In May 2014 police raided Belady’s headquarters in downtown Cairo following a complaint from a man who claimed the foundation had kidnapped his son. The police arrested Hegazi, her husband and six others. Following the raid, the police reportedly discovered Belady was not registered, lacked a licence to offer any help to street children and may have been funded from non-Egyptian sources.
Hegazi told the court that after she had returned from the US to her “beloved country” following the 25 January Revolution she decided to found the Belady Foundation for Street Children.
Hegazi’s case caused friction between Cairo and Washington — the Obama administration called on the Egyptian government to release Hegazi — and was condemned by both local and international rights groups. During last year’s US presidential campaign Hilary Clinton called for Hegazi’s release.

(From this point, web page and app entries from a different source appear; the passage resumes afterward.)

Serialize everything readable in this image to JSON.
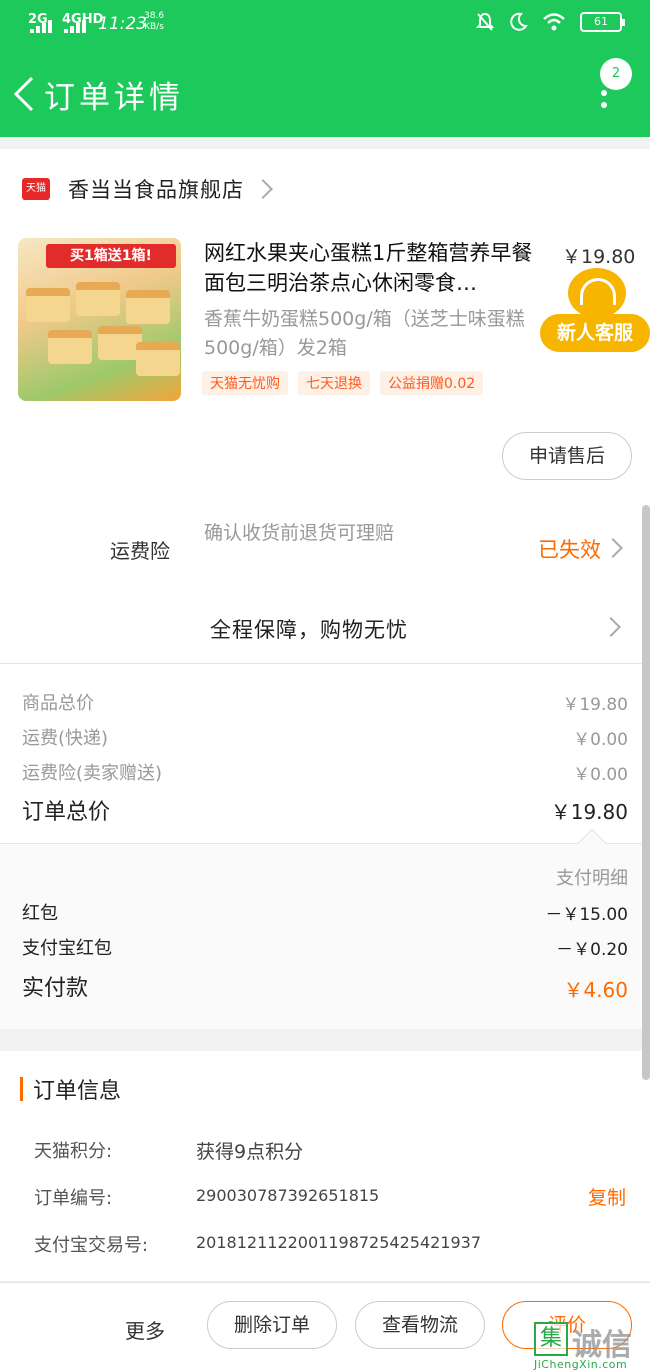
{
  "status_bar": {
    "sig1": "2G",
    "sig2": "4GHD",
    "time": "11:23",
    "speed_value": "38.6",
    "speed_unit": "KB/s",
    "battery": "61"
  },
  "header": {
    "title": "订单详情",
    "msg_count": "2"
  },
  "store": {
    "logo_text": "天猫",
    "name": "香当当食品旗舰店"
  },
  "product": {
    "image_banner": "买1箱送1箱!",
    "title": "网红水果夹心蛋糕1斤整箱营养早餐面包三明治茶点心休闲零食…",
    "price": "￥19.80",
    "sku": "香蕉牛奶蛋糕500g/箱（送芝士味蛋糕500g/箱）发2箱",
    "tags": [
      "天猫无忧购",
      "七天退换",
      "公益捐赠0.02"
    ],
    "after_sale_button": "申请售后"
  },
  "service_float": {
    "label": "新人客服"
  },
  "insurance": {
    "label": "运费险",
    "desc": "确认收货前退货可理赔",
    "status": "已失效",
    "guarantee": "全程保障，购物无忧"
  },
  "totals": {
    "goods_label": "商品总价",
    "goods_value": "￥19.80",
    "shipping_label": "运费(快递)",
    "shipping_value": "￥0.00",
    "insurance_label": "运费险(卖家赠送)",
    "insurance_value": "￥0.00",
    "order_label": "订单总价",
    "order_value": "￥19.80"
  },
  "payment": {
    "detail_link": "支付明细",
    "red_packet_label": "红包",
    "red_packet_value": "－￥15.00",
    "alipay_packet_label": "支付宝红包",
    "alipay_packet_value": "－￥0.20",
    "paid_label": "实付款",
    "paid_value": "￥4.60"
  },
  "order_info": {
    "title": "订单信息",
    "points_label": "天猫积分:",
    "points_value": "获得9点积分",
    "order_no_label": "订单编号:",
    "order_no_value": "290030787392651815",
    "copy": "复制",
    "alipay_no_label": "支付宝交易号:",
    "alipay_no_value": "2018121122001198725425421937"
  },
  "footer": {
    "more": "更多",
    "delete": "删除订单",
    "logistics": "查看物流",
    "review": "评价"
  },
  "watermark": {
    "mark": "集",
    "text": "诚信",
    "sub": "JiChengXin.com"
  },
  "colors": {
    "brand_green": "#1ec95b",
    "accent_orange": "#ff6a00",
    "tmall_red": "#e62828"
  }
}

During his visit to Washington earlier this month President Abdel-Fattah Al-Sisi said the case was “in the hands of the courts and the executive authority cannot interfere”.
“I would like to reassure those who are interested in this case, and by the way the charge against her is using children in demonstrations, that it is now being looked into by the courts,” Al-Sisi told Fox News on 6 April.
“As soon as the courts issue a verdict, we will have the opportunity, based on my authority as president, to act in a suitable way,” he added.
The US consulate in Cairo did not attend the final court session, the first hearing it has missed since the start of the trial. Hegazi’s lawyer said his client refused to use her American nationality and insisted she be tried as an Egyptian citizen. Representatives from local and international human rights groups were in court for the verdict.
Following the ruling the Ministry of Social Solidarity said no decision had been taken on whether to dissolve Belady or grant it a licence.
“We have to wait for the details of the ruling before determining whether Belady will be allowed to continue to operate,” said Ayman Abdel-Mawgoud, head of the NGO department at the Ministry of Solidarity.